Moore’s story made the news earlier this year because of how anomalous — and appalling — it was. But prior to 1973, Moore’s experience would have been almost inevitable, unless he took precautions to keep his sexual orientation as private and secret as possible.

Until a decision by the American Psychiatric Association (APA) changed the course of history 40 years ago this Sunday, on December 15, 1973, gay and lesbian people couldn’t escape the perception that their sexuality was a sickness. Continue reading

Gardasil and Mortality

womenVaccination is one of public health’s greatest achievements, but today’s sociopolitical climate promotes unfounded fears. In turn, this fear-mongering has led to outbreaks of otherwise rare infectious diseases, such as measles and whooping cough. Human papillomavirus (HPV) vaccines protect against two HPV strains that cause 70 percent of cervical cancers, which itself is the second-most common type of cancer in women worldwide. Immunization has the potential to eliminate these viral strains, which would save lives and reduce health care costs — but, unfortunately, vaccine horror stories are a dime a dozen on the Internet, and HPV vaccines like Gardasil are popular targets for vaccine opponents.


Of 57 million Gardasil doses given in the United States, 40 confirmed deaths have occurred in recipients. However, these deaths were not caused by vaccination.


There are many claims flying around that Gardasil causes serious side effects, including death. However, claims that Gardasil can lead to death aren’t supported by good evidence. Generally speaking, people who make these accusations obtain their information from a publicly accessible database called the Vaccine Adverse Event Reporting System (VAERS), which collects claims of adverse events from anyone — including health care providers, patients, or family members.

What is an adverse event?

Most people don’t realize that the phrase “adverse event” cannot be used interchangeably with the term “side effect.” An adverse event is something that occurs after a vaccination — such as a headache, seizure, depression, or death.
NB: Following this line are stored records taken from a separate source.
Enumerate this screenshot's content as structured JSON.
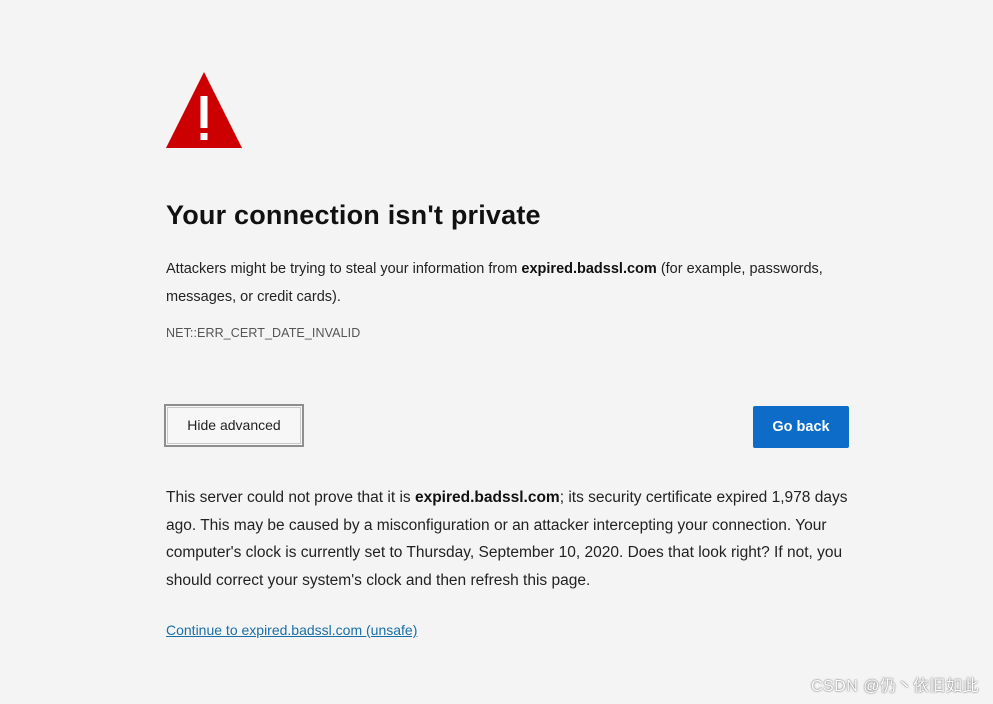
{
  "warning": {
    "icon": "warning-triangle-icon",
    "color": "#cc0000"
  },
  "title": "Your connection isn't private",
  "intro": {
    "before": "Attackers might be trying to steal your information from ",
    "host": "expired.badssl.com",
    "after": " (for example, passwords, messages, or credit cards)."
  },
  "error_code": "NET::ERR_CERT_DATE_INVALID",
  "buttons": {
    "hide_advanced": "Hide advanced",
    "go_back": "Go back",
    "go_back_color": "#0c6cc7"
  },
  "details": {
    "before": "This server could not prove that it is ",
    "host": "expired.badssl.com",
    "after": "; its security certificate expired 1,978 days ago. This may be caused by a misconfiguration or an attacker intercepting your connection. Your computer's clock is currently set to Thursday, September 10, 2020. Does that look right? If not, you should correct your system's clock and then refresh this page."
  },
  "continue_link": "Continue to expired.badssl.com (unsafe)",
  "watermark": "CSDN @仍丶依旧如此"
}
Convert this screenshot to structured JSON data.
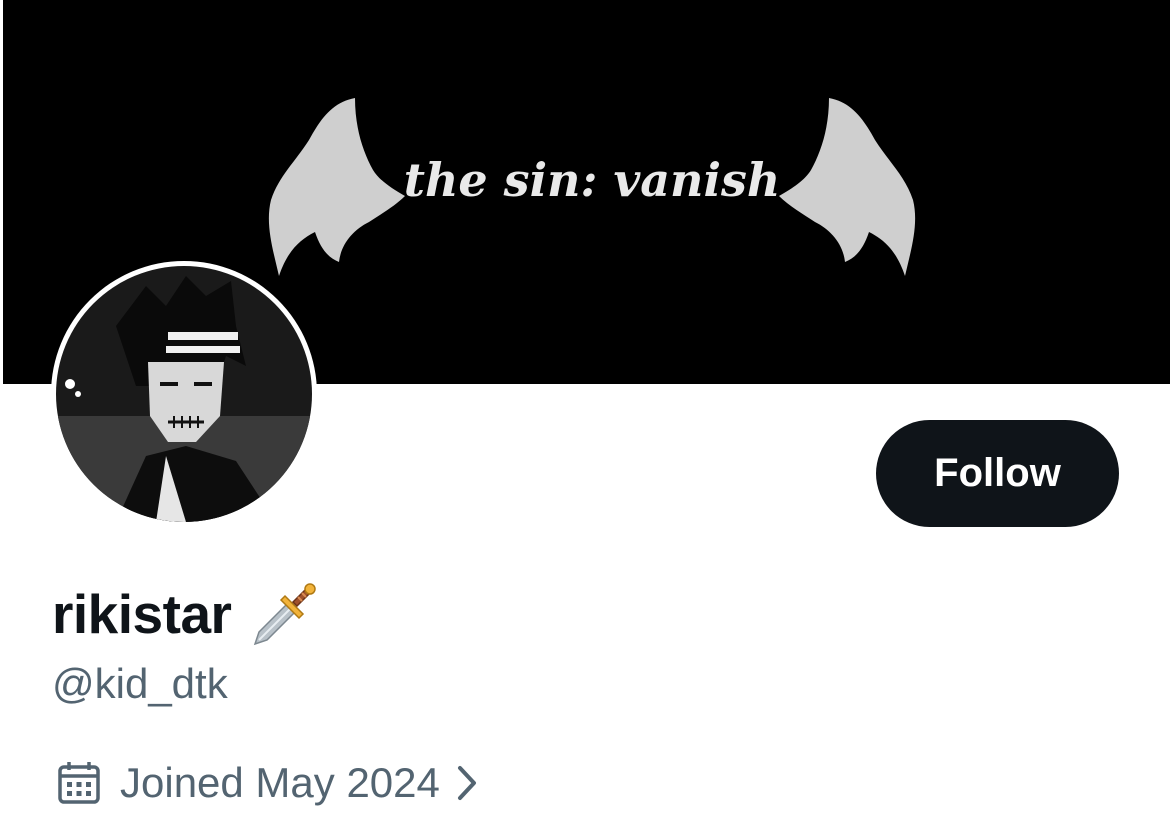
{
  "banner": {
    "text": "the sin: vanish",
    "background_color": "#000000",
    "wing_color": "#cfcfcf"
  },
  "avatar": {
    "description_icon": "anime-character-avatar"
  },
  "follow_button": {
    "label": "Follow",
    "background_color": "#0f1419",
    "text_color": "#ffffff"
  },
  "profile": {
    "display_name": "rikistar",
    "name_emoji_icon": "dagger-icon",
    "handle": "@kid_dtk",
    "joined": "Joined May 2024",
    "joined_icon": "calendar-icon",
    "joined_chevron_icon": "chevron-right-icon",
    "secondary_text_color": "#536471",
    "primary_text_color": "#0f1419"
  }
}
It could happen one second after being injected with a vaccine or more than a year afterward. It could be a coincidence, or it might be caused by vaccination. For example, if two weeks after receiving a flu shot I get a headache, I could legitimately claim it is an “adverse event,” even if my headache had nothing to do with the shot. An adverse event is only called a side effect if it is found to have been caused by vaccination.

What is VAERS?

Despite its occasional misrepresentation in print media, social media, and the blogosphere, VAERS is not a source of information about verified side effects — it is a database of adverse events that have been self-reported by the public. Anyone can submit a report to VAERS — heck, I could claim that the flu shot gave me telekinetic powers in addition to that headache, and it would be recorded in the database. That doesn’t mean that you should worry about coming down with a nasty case of telekinesis after getting a flu shot at the corner drug store. Continue reading